Your assignment
Please look for the string "temp" below and report every line in which it occurs.

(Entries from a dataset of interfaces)
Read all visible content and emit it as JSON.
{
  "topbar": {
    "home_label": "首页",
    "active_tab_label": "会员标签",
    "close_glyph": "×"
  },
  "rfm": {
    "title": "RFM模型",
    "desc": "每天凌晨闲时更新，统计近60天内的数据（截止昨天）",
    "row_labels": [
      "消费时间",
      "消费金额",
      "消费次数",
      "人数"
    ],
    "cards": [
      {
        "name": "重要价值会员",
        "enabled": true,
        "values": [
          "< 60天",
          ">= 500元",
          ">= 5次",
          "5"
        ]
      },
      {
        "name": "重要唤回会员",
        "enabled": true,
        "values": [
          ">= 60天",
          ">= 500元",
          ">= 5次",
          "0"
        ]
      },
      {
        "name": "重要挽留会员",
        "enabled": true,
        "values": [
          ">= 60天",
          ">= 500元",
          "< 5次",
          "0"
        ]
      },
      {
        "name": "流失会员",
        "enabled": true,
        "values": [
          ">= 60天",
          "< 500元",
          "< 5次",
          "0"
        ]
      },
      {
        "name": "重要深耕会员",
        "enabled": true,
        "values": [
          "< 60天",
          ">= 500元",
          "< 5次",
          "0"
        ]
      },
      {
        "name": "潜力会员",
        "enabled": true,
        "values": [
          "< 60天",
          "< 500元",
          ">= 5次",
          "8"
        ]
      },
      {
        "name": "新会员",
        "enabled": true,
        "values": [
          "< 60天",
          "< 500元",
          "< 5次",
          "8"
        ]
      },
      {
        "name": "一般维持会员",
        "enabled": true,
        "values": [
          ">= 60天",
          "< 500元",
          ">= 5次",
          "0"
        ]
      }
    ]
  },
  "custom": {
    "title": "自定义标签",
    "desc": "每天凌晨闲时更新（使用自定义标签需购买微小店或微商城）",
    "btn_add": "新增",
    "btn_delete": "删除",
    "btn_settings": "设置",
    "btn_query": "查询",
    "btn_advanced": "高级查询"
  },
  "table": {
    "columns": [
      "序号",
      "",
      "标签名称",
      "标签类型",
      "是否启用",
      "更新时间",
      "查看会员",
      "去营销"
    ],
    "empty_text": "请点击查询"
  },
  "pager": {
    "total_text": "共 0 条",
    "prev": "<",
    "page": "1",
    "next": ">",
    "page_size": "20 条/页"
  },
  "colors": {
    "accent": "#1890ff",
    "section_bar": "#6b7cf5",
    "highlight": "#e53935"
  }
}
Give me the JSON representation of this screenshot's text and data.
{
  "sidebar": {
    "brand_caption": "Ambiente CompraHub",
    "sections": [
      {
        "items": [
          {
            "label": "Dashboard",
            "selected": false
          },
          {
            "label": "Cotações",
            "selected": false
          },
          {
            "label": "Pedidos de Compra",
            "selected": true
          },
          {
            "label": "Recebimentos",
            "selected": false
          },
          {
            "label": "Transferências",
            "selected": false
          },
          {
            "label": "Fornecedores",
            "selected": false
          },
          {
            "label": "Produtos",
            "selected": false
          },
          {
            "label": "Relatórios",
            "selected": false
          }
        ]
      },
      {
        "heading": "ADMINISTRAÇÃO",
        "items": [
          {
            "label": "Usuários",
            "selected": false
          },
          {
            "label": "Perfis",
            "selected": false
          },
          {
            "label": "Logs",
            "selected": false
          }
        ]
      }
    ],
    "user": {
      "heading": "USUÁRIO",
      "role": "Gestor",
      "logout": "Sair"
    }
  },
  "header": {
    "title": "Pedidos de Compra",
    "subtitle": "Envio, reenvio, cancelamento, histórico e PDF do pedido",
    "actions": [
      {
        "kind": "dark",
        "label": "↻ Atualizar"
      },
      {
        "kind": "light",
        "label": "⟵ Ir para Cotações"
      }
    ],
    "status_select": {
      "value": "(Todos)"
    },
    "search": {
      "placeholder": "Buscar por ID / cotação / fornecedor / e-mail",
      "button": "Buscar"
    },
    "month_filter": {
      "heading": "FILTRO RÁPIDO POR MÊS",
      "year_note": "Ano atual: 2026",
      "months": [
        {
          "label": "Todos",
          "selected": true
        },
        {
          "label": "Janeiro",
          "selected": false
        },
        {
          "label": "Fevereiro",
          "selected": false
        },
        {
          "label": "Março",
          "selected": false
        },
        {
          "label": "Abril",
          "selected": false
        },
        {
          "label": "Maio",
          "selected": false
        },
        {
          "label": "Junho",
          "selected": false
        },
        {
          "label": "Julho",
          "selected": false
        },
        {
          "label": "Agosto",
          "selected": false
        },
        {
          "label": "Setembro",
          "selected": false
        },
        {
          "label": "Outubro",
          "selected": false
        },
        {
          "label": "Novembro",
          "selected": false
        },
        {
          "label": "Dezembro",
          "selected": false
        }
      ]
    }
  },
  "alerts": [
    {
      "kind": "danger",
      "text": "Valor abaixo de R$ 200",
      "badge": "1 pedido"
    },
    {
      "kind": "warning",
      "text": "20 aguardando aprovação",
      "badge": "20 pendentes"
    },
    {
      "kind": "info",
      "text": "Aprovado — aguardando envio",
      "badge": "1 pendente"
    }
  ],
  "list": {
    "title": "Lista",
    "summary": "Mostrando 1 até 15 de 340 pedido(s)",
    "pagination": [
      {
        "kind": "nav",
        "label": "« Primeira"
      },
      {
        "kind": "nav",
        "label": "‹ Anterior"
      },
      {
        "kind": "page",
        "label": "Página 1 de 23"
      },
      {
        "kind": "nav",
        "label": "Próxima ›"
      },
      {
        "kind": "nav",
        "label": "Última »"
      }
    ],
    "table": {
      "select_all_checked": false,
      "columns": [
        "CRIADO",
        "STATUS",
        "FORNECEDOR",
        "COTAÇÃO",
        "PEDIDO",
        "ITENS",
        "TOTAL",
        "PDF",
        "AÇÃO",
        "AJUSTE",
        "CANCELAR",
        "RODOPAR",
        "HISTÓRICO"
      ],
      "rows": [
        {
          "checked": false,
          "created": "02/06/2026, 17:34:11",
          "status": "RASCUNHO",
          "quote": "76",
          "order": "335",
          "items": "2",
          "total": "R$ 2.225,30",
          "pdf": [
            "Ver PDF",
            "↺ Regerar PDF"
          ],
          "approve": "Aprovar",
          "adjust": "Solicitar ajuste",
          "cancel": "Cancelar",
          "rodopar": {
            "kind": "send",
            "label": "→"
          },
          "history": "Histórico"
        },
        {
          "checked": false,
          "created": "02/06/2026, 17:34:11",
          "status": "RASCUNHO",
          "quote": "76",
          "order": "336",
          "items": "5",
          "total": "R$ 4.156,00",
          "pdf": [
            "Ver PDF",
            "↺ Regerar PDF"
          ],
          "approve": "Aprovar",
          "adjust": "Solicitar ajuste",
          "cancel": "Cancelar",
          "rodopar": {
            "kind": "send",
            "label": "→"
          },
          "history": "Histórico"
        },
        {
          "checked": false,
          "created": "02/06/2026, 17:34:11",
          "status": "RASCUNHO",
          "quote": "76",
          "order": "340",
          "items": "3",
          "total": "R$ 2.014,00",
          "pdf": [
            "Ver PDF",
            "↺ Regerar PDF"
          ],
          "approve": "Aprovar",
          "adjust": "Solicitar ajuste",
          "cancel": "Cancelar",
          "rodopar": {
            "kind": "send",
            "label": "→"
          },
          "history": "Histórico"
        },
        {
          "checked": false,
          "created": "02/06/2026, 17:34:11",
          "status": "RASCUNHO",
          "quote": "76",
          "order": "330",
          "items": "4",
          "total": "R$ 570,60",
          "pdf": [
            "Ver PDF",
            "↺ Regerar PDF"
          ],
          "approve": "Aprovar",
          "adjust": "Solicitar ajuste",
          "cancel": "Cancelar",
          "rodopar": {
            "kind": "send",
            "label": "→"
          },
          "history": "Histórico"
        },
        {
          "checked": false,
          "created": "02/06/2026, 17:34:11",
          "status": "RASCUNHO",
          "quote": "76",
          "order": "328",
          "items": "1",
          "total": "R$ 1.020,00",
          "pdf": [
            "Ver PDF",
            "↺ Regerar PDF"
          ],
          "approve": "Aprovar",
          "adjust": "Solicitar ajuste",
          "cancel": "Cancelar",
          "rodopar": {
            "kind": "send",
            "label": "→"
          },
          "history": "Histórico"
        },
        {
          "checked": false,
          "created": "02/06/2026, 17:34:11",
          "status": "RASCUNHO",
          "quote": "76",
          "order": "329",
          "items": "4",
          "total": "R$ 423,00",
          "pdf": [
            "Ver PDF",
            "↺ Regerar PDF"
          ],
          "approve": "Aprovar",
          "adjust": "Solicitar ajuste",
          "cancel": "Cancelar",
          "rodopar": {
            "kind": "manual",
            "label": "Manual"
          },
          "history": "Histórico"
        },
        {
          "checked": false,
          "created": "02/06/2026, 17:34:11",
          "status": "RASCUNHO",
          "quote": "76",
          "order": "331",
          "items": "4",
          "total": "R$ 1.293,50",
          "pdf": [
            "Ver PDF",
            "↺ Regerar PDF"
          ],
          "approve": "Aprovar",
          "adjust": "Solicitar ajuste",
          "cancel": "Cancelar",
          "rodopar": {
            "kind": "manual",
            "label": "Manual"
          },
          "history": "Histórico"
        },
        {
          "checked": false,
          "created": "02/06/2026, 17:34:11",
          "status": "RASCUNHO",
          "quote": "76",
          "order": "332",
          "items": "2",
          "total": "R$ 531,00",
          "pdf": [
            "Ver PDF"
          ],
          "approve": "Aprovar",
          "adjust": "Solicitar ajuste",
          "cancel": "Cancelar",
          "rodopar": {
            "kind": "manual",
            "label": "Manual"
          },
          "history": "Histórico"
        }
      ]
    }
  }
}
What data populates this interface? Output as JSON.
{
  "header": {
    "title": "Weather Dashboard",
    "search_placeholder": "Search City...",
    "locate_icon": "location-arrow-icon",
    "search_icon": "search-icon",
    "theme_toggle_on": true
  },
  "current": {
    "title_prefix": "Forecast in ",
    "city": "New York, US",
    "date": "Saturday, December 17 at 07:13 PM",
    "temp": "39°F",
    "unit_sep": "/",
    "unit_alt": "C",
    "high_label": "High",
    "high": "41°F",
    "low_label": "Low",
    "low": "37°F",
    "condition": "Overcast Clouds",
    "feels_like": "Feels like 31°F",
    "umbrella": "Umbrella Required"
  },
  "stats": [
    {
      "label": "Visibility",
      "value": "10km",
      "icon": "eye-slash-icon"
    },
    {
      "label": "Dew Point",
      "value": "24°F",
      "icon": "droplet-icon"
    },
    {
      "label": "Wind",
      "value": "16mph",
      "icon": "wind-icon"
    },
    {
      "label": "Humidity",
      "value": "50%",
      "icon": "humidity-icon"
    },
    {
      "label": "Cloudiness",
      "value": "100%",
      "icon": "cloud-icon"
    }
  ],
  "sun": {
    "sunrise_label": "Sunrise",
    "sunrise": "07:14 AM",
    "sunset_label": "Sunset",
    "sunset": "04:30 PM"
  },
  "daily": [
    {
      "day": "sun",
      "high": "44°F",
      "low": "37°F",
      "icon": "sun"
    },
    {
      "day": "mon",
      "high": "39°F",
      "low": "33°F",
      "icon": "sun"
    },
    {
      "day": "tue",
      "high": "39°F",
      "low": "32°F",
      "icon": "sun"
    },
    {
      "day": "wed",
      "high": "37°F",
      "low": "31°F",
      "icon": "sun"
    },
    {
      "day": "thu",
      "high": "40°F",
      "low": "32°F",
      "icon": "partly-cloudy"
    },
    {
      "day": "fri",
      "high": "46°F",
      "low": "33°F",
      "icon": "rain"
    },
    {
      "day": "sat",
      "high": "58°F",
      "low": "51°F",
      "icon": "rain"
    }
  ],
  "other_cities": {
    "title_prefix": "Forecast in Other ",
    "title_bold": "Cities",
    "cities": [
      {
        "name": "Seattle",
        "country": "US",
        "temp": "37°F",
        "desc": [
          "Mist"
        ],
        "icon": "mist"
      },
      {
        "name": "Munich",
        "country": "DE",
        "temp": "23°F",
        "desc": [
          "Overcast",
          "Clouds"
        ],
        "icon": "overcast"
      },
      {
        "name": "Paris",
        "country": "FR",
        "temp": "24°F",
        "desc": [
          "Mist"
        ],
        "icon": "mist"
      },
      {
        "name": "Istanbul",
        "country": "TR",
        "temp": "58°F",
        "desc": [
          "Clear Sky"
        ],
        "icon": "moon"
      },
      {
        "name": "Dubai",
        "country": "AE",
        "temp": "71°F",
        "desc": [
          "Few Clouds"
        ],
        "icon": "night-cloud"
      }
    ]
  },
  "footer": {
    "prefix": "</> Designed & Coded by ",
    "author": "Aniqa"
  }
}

Task solution
    "temp": "39°F",
        "temp": "37°F",
        "temp": "23°F",
        "temp": "24°F",
        "temp": "58°F",
        "temp": "71°F",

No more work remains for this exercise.